It’s not often that I sit down and put thoughts into words. I’ve always thought of myself as a visual person, in order to think clearly I usually need a paintbrush in my hand and a canvas in front of me. In keeping with the RTS theme of the month this post is about how to climb the creative mountain as a full time artist.
My name is Kathryn Wilson and I’m a British artist based in Dubai. With a background in Fine Art, I had a full-time career for 10 years working in education and I decided to leave my job as a Director of Art in 2015 to focus on painting full time. Whilst the journey hasn’t been easy (and in many ways, you have to work harder when you go it alone), one year in and I couldn’t be more thankful for taking ‘that leap’.
A friend recently asked me for some advice on how to find the balance between those days where you are not feeling productive and those where the inspiration can be overwhelming. Essentially how does one get around feeling unmotivated some of the time? Here are my 3 suggestions:
3 suggestions to help find the balance between unproductivity and overwhelming inspiration as an artist:
1. Take a step back
My answer to this is to have several pieces of work on the go at once. The work should be in a range of sizes and not necessarily in the same media. When I get stuck with one painting I know that it’s time to step away and focus on another. This allows for solutions to be reached naturally, work not to be forced and time not to be wasted. Creating Art can be unnerving, you never really know where you are going until the occasional moments where things suddenly ‘fit into place’. When you do move forward, your work reaches a new developmental stage and you find that you are excited again about the possibilities.
2. Divert your time
A significant portion of the time spent working as a full-time artist is actually on administrative tasks such as website design, e-mails to clients, photographing work, creating content for social media & networking. Opportunities can seem few and far between but then they come all at once. It is important to be productive during the lulls in order to ensure that you have enough work ready when you need it. If I’m having an off day then I’ll spend the time getting admin done and come back to painting when I’m ready.
3. Visualize your journey
So what is the creative mountain? I like to think of it as a journey, one that starts again every morning. You get up, you work out what needs to be achieved and you think about which route you will take to climb your daily mountain. Along the way, there will no doubt be obstacles such as self-doubt, a lack of motivation and some mistakes. None of these need prevent you from getting to that viewpoint at the top of your mountain where you can take a good look at what inspires you, as well as the hurdles you have overcome. A little self-belief, determination & curiosity is usually enough to get you there.

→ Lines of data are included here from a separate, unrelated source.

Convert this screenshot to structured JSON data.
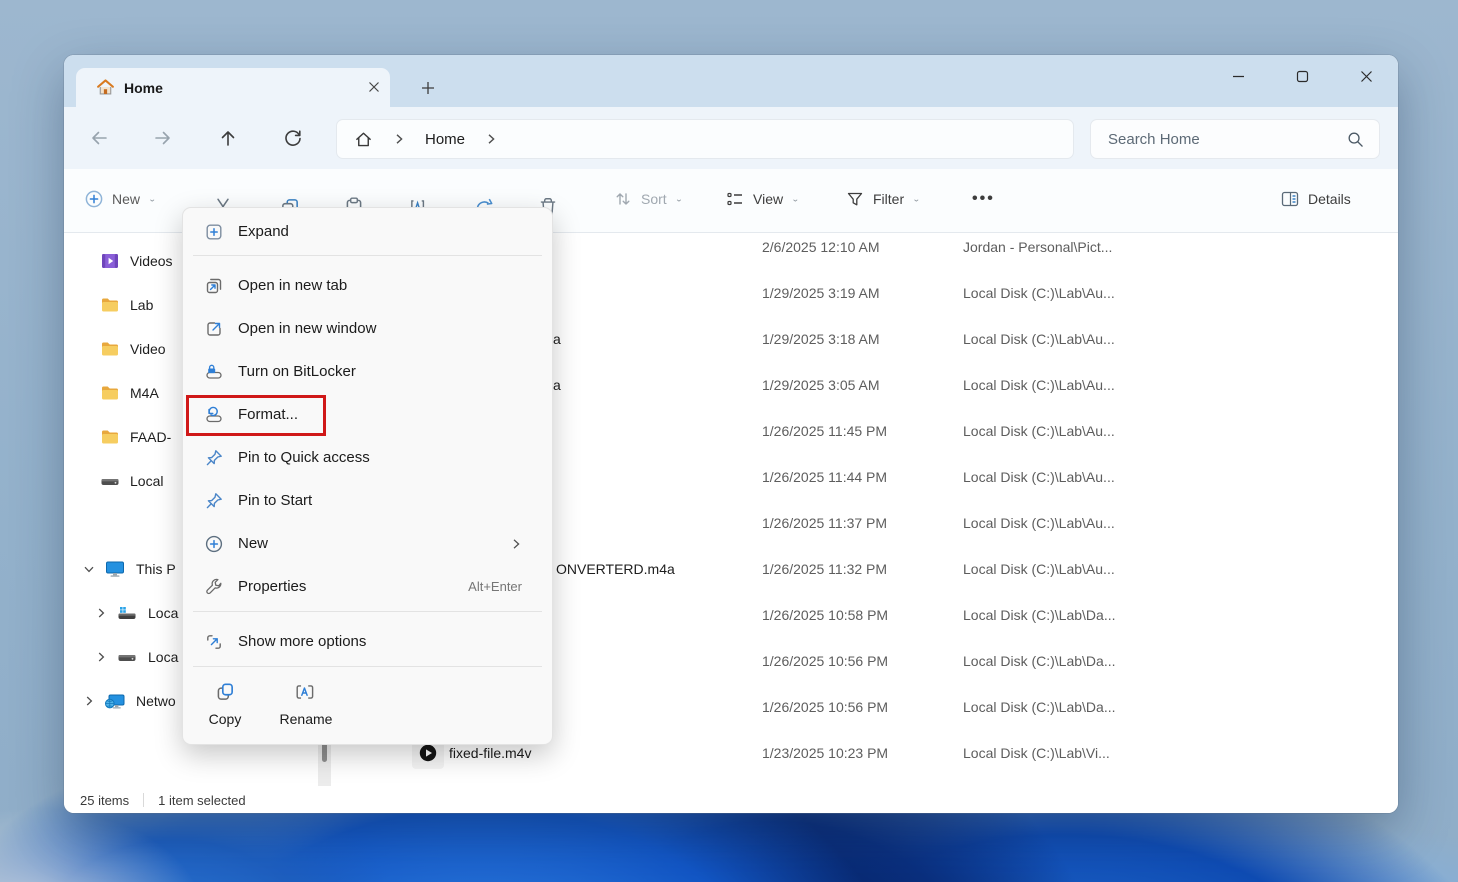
{
  "colors": {
    "accent_blue": "#2f7fd6",
    "highlight_red": "#d01818",
    "folder_yellow": "#f6cd60"
  },
  "titlebar": {
    "tab_label": "Home"
  },
  "navbar": {
    "breadcrumb_root": "Home",
    "search_placeholder": "Search Home"
  },
  "toolbar": {
    "new_label": "New",
    "sort_label": "Sort",
    "view_label": "View",
    "filter_label": "Filter",
    "more_label": "•••",
    "details_label": "Details"
  },
  "sidebar": {
    "items": [
      {
        "label": "Videos",
        "icon": "videos"
      },
      {
        "label": "Lab",
        "icon": "folder"
      },
      {
        "label": "Video",
        "icon": "folder"
      },
      {
        "label": "M4A",
        "icon": "folder"
      },
      {
        "label": "FAAD-",
        "icon": "folder"
      },
      {
        "label": "Local",
        "icon": "drive"
      },
      {
        "label": "This P",
        "icon": "this-pc"
      },
      {
        "label": "Loca",
        "icon": "drive-os"
      },
      {
        "label": "Loca",
        "icon": "drive"
      },
      {
        "label": "Netwo",
        "icon": "network"
      }
    ]
  },
  "context_menu": {
    "items": [
      {
        "label": "Expand"
      },
      {
        "label": "Open in new tab"
      },
      {
        "label": "Open in new window"
      },
      {
        "label": "Turn on BitLocker"
      },
      {
        "label": "Format..."
      },
      {
        "label": "Pin to Quick access"
      },
      {
        "label": "Pin to Start"
      },
      {
        "label": "New",
        "submenu": "›"
      },
      {
        "label": "Properties",
        "shortcut": "Alt+Enter"
      },
      {
        "label": "Show more options"
      }
    ],
    "copy_label": "Copy",
    "rename_label": "Rename"
  },
  "file_list": {
    "rows": [
      {
        "name": "",
        "date": "2/6/2025 12:10 AM",
        "location": "Jordan - Personal\\Pict..."
      },
      {
        "name": "",
        "date": "1/29/2025 3:19 AM",
        "location": "Local Disk (C:)\\Lab\\Au..."
      },
      {
        "name": "a",
        "date": "1/29/2025 3:18 AM",
        "location": "Local Disk (C:)\\Lab\\Au..."
      },
      {
        "name": "a",
        "date": "1/29/2025 3:05 AM",
        "location": "Local Disk (C:)\\Lab\\Au..."
      },
      {
        "name": "",
        "date": "1/26/2025 11:45 PM",
        "location": "Local Disk (C:)\\Lab\\Au..."
      },
      {
        "name": "",
        "date": "1/26/2025 11:44 PM",
        "location": "Local Disk (C:)\\Lab\\Au..."
      },
      {
        "name": "",
        "date": "1/26/2025 11:37 PM",
        "location": "Local Disk (C:)\\Lab\\Au..."
      },
      {
        "name": "ONVERTERD.m4a",
        "date": "1/26/2025 11:32 PM",
        "location": "Local Disk (C:)\\Lab\\Au..."
      },
      {
        "name": "",
        "date": "1/26/2025 10:58 PM",
        "location": "Local Disk (C:)\\Lab\\Da..."
      },
      {
        "name": "",
        "date": "1/26/2025 10:56 PM",
        "location": "Local Disk (C:)\\Lab\\Da..."
      },
      {
        "name": "",
        "date": "1/26/2025 10:56 PM",
        "location": "Local Disk (C:)\\Lab\\Da..."
      },
      {
        "name": "fixed-file.m4v",
        "date": "1/23/2025 10:23 PM",
        "location": "Local Disk (C:)\\Lab\\Vi..."
      }
    ]
  },
  "statusbar": {
    "count": "25 items",
    "selected": "1 item selected"
  }
}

Thank you for reading, I hope this post resonates with you in some way. I would love to hear your thoughts on how you climb your creative mountain.